Marijuana can legally be sold at festivals and other events in New York under a measure approved by state regulators Wednesday, after farmers complained that there are too few dispensaries to sell what they harvest.
The initiative approved by the Cannabis Control Board will allow three or more growers to partner with retailers for consumer sales outside of dispensaries at adult-oriented, locally sanctioned events.
The partnerships can also include a processor, who will be able to sell products like edibles and vape cartridges.
Municipal approval will be required.
Pot farmers around New York have said they entered this growing season still stockpiling marijuana from last year because the state has been opening stores too slowly. Twenty licensed retailers are currently open statewide, and more than 40 more are in development, according to regulators.

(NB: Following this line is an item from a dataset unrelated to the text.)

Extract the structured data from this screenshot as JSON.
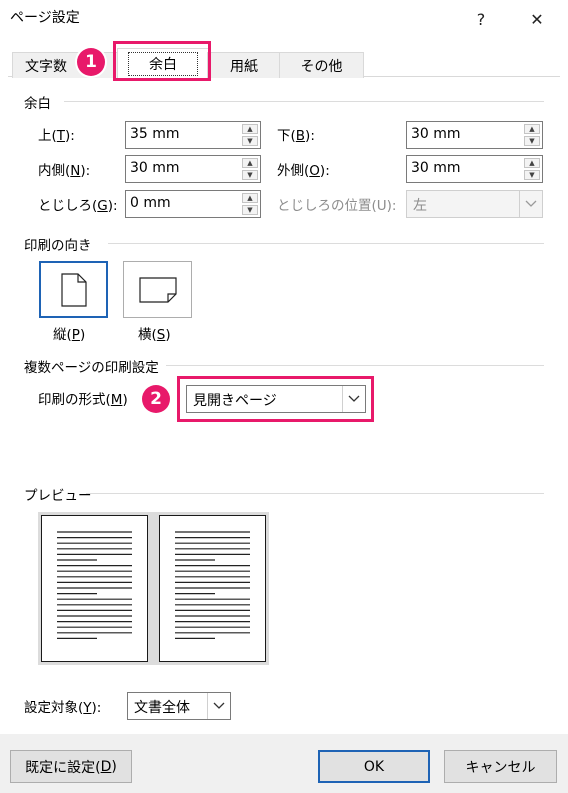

“We certainly heard from our cultivators the urgency of a program like this to expand their retail sell-through opportunities,” said John Kagia, a top state marijuana policy official.
Officials said the measure also will give consumers legal access to marijuana in areas that have no dispensaries.
The initiative is among a series of moves by regulators to shore up the state’s nascent recreational pot market. They’ve also begun cracking down on unlicensed operations that are competing with aboveboard shops, especially in New York City.